Photo: Lena Gunnarsson
n E.W. Scripps Company which
includes 14 newspapers around the country and nearly all of them use a hub system for design and editing. n Paxton Media Group, which owns 32 daily newspapers. Much of the chain’s design and editing is done in Owensboro, Ky. n Gannet. Of the entire chain, the only papers not included in its consolidation project are USA Today and the Detroit Free Press. Around 80 dailies is being consolidated into five hubs in Neptune, N.J., Phoenix, Ariz., Des Moines, Iowa, Louisville, Ky., and Nashville, Tenn. What about Scandinavia, then? Well, in Sweden there is similar news from just a couple of weeks ago: n Kvällsposten in Malmö and GT in Gothenburg will be designed at Expressen in Stockholm in the future. What really bothers me about this development is that consolidations and centralization previously just involved management, advertisement, IT-solutions and departments that had not touched directly on the local journalism. But now it is clear that also journalism is included. If we tie up the bag and return to the opening quotation from Cox Media Group: ”The internet enables those tasks to be performed remotely, and many newspaper chains have made similar moves.” So, if the Internet suddenly makes every task remotely and if all news paper chains run in the same direction (as always): Then why not make all news design from all over the world in for example in Mombay, India, then? What, don’t they have the local journalistic competition and knowledge? Or is journalistic skill really something you can transfer to anyone, anywhere? If so, we should all react now – before it’s too late. n
SNDS Magazine no. 4, 2011. Experimental paper sizes for newspapers; SvD on the iPad; Boston Aftenposten's new design; Globe's new website; t...
Published on Dec 14, 2011

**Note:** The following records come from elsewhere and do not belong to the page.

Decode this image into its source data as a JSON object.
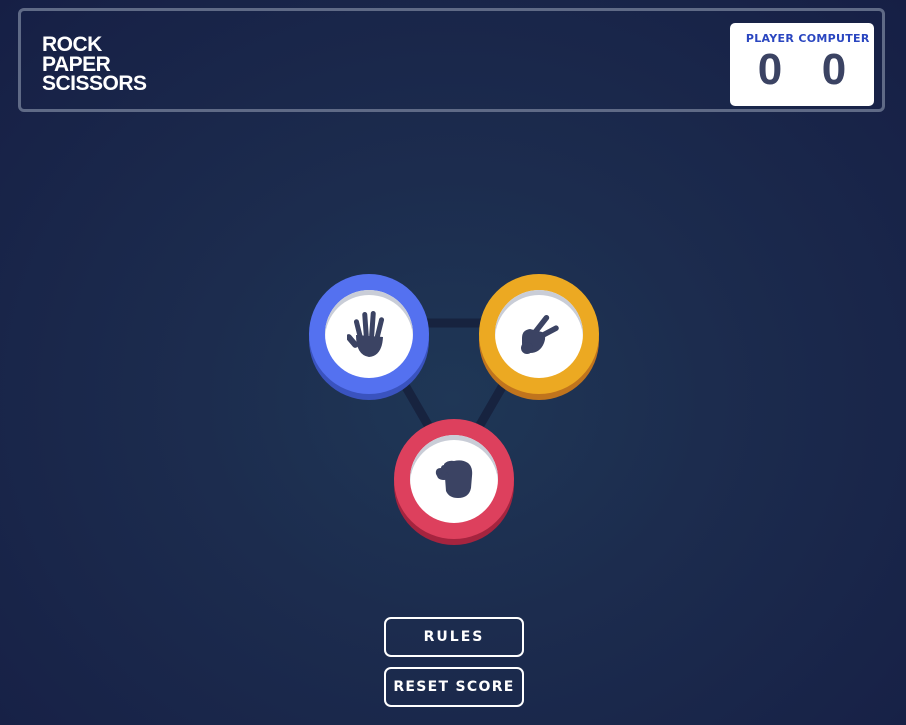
{
  "header": {
    "title_lines": [
      "ROCK",
      "PAPER",
      "SCISSORS"
    ]
  },
  "scoreboard": {
    "player_label": "PLAYER",
    "player_score": "0",
    "computer_label": "COMPUTER",
    "computer_score": "0"
  },
  "choices": [
    {
      "name": "paper",
      "icon": "open-hand-icon",
      "ring_color": "#5471f0"
    },
    {
      "name": "scissors",
      "icon": "scissors-hand-icon",
      "ring_color": "#eca922"
    },
    {
      "name": "rock",
      "icon": "fist-icon",
      "ring_color": "#dd405d"
    }
  ],
  "buttons": {
    "rules_label": "RULES",
    "reset_label": "RESET SCORE"
  },
  "colors": {
    "icon": "#3b4363",
    "background": "#1c2c4e"
  }
}
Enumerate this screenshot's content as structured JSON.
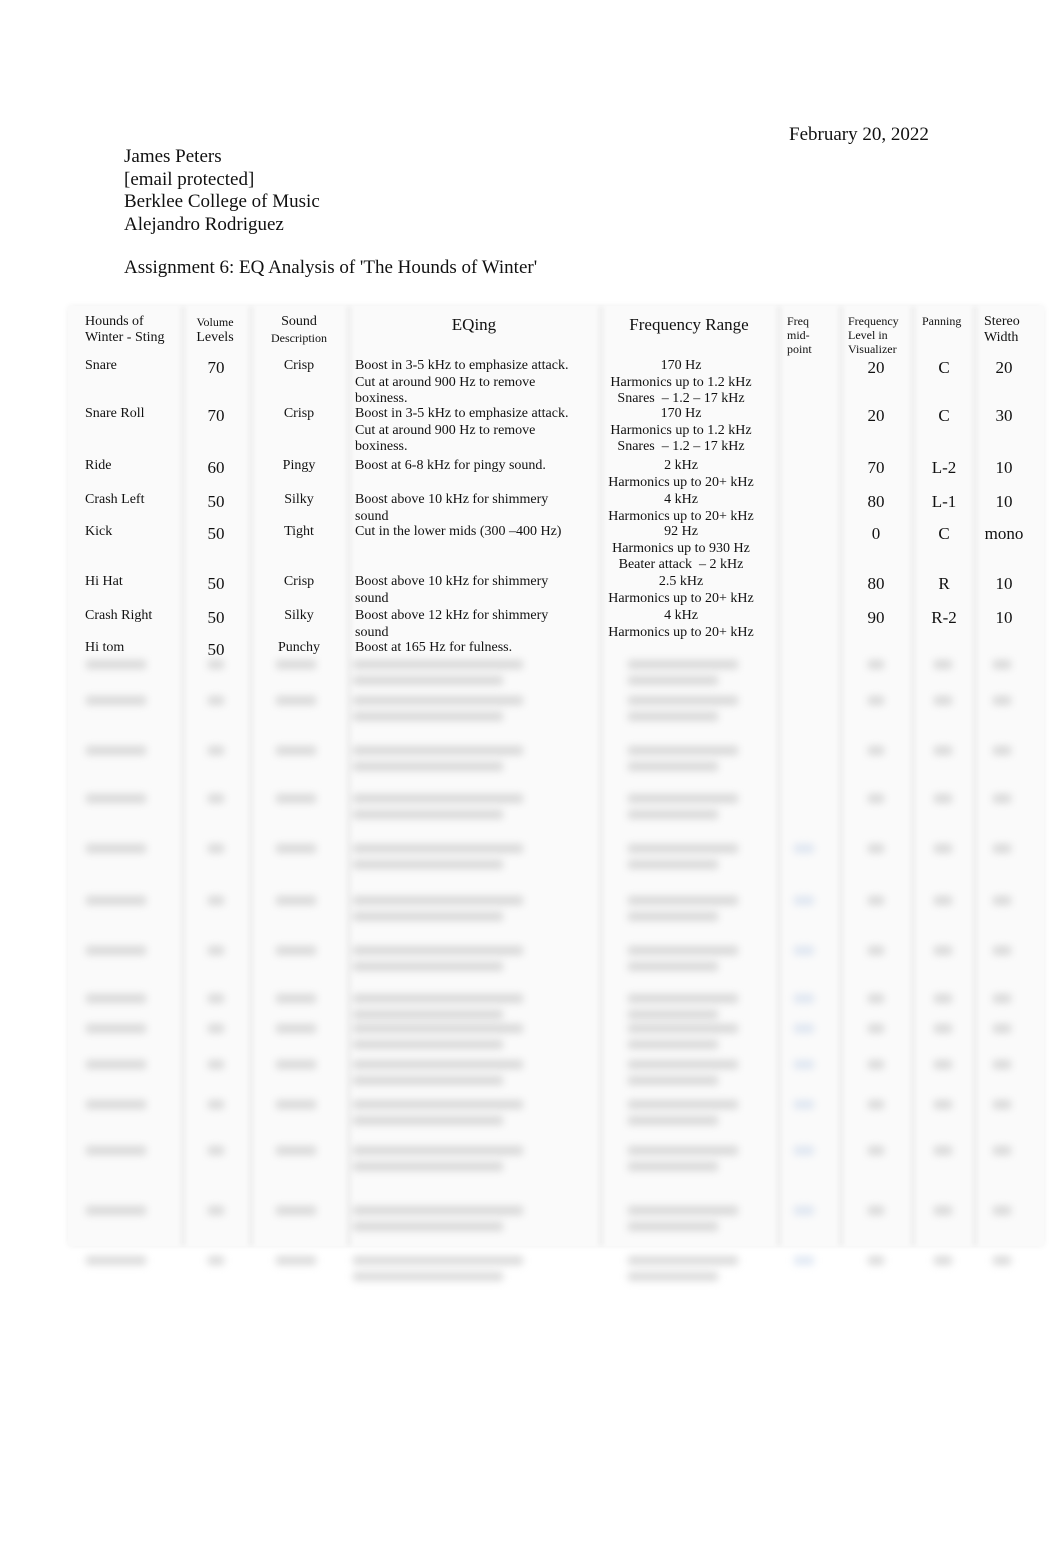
{
  "document": {
    "date": "February 20, 2022",
    "author": "James Peters",
    "email": "[email protected]",
    "institution": "Berklee College of Music",
    "instructor": "Alejandro Rodriguez",
    "title": "Assignment 6: EQ Analysis of 'The Hounds of Winter'"
  },
  "table": {
    "headers": {
      "instrument": [
        "Hounds of",
        "Winter - Sting"
      ],
      "volume": [
        "Volume",
        "Levels"
      ],
      "sound": [
        "Sound",
        "Description"
      ],
      "eq": "EQing",
      "freq_range": "Frequency Range",
      "midpoint": [
        "Freq",
        "mid-",
        "point"
      ],
      "visualizer": [
        "Frequency",
        "Level in",
        "Visualizer"
      ],
      "panning": "Panning",
      "stereo": [
        "Stereo",
        "Width"
      ]
    },
    "rows": [
      {
        "instrument": "Snare",
        "volume": "70",
        "sound": "Crisp",
        "eq": [
          "Boost in 3-5 kHz to emphasize attack.",
          "Cut at around 900 Hz to remove",
          "boxiness."
        ],
        "freq": [
          "170 Hz",
          "Harmonics up to 1.2 kHz",
          "Snares  – 1.2 – 17 kHz"
        ],
        "visualizer": "20",
        "panning": "C",
        "stereo": "20"
      },
      {
        "instrument": "Snare Roll",
        "volume": "70",
        "sound": "Crisp",
        "eq": [
          "Boost in 3-5 kHz to emphasize attack.",
          "Cut at around 900 Hz to remove",
          "boxiness."
        ],
        "freq": [
          "170 Hz",
          "Harmonics up to 1.2 kHz",
          "Snares  – 1.2 – 17 kHz"
        ],
        "visualizer": "20",
        "panning": "C",
        "stereo": "30"
      },
      {
        "instrument": "Ride",
        "volume": "60",
        "sound": "Pingy",
        "eq": [
          "Boost at 6-8 kHz for pingy sound."
        ],
        "freq": [
          "2 kHz",
          "Harmonics up to 20+ kHz"
        ],
        "visualizer": "70",
        "panning": "L-2",
        "stereo": "10"
      },
      {
        "instrument": "Crash Left",
        "volume": "50",
        "sound": "Silky",
        "eq": [
          "Boost above 10 kHz for shimmery",
          "sound"
        ],
        "freq": [
          "4 kHz",
          "Harmonics up to 20+ kHz"
        ],
        "visualizer": "80",
        "panning": "L-1",
        "stereo": "10"
      },
      {
        "instrument": "Kick",
        "volume": "50",
        "sound": "Tight",
        "eq": [
          "Cut in the lower mids (300   –400 Hz)"
        ],
        "freq": [
          "92 Hz",
          "Harmonics up to 930 Hz",
          "Beater attack  – 2 kHz"
        ],
        "visualizer": "0",
        "panning": "C",
        "stereo": "mono"
      },
      {
        "instrument": "Hi Hat",
        "volume": "50",
        "sound": "Crisp",
        "eq": [
          "Boost above 10 kHz for shimmery",
          "sound"
        ],
        "freq": [
          "2.5 kHz",
          "Harmonics up to 20+ kHz"
        ],
        "visualizer": "80",
        "panning": "R",
        "stereo": "10"
      },
      {
        "instrument": "Crash Right",
        "volume": "50",
        "sound": "Silky",
        "eq": [
          "Boost above 12 kHz for shimmery",
          "sound"
        ],
        "freq": [
          "4 kHz",
          "Harmonics up to 20+ kHz"
        ],
        "visualizer": "90",
        "panning": "R-2",
        "stereo": "10"
      },
      {
        "instrument": "Hi tom",
        "volume": "50",
        "sound": "Punchy",
        "eq": [
          "Boost at 165 Hz for fulness."
        ],
        "freq": [],
        "visualizer": "",
        "panning": "",
        "stereo": ""
      }
    ]
  }
}
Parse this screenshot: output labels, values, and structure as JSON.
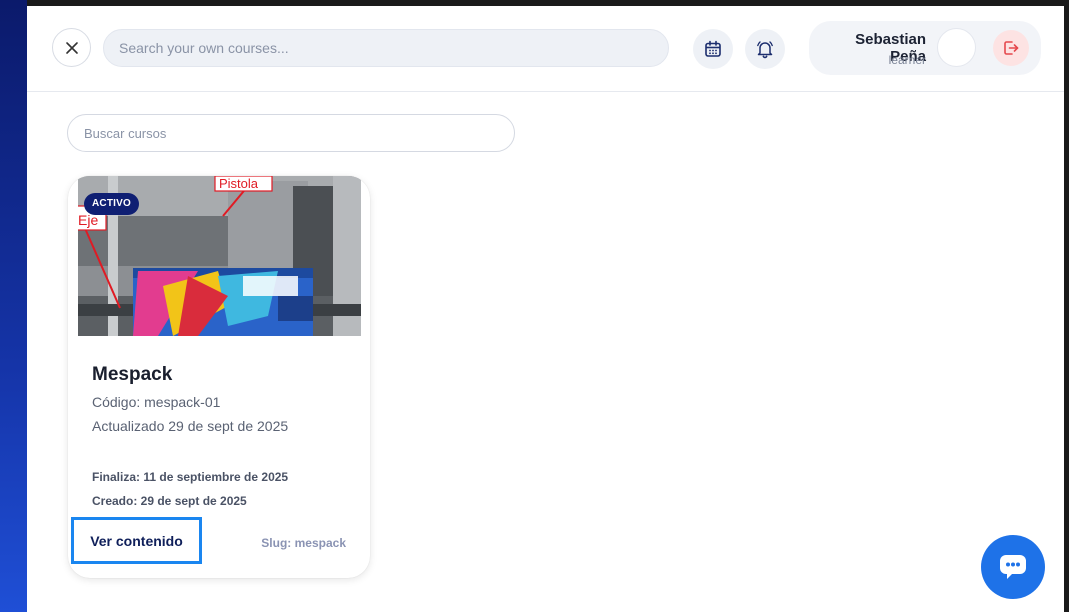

SNDS Magazine no. 4, 2011. Experimental paper sizes for newspapers; SvD on the iPad; Boston Aftenposten's new design; Globe's new website; t...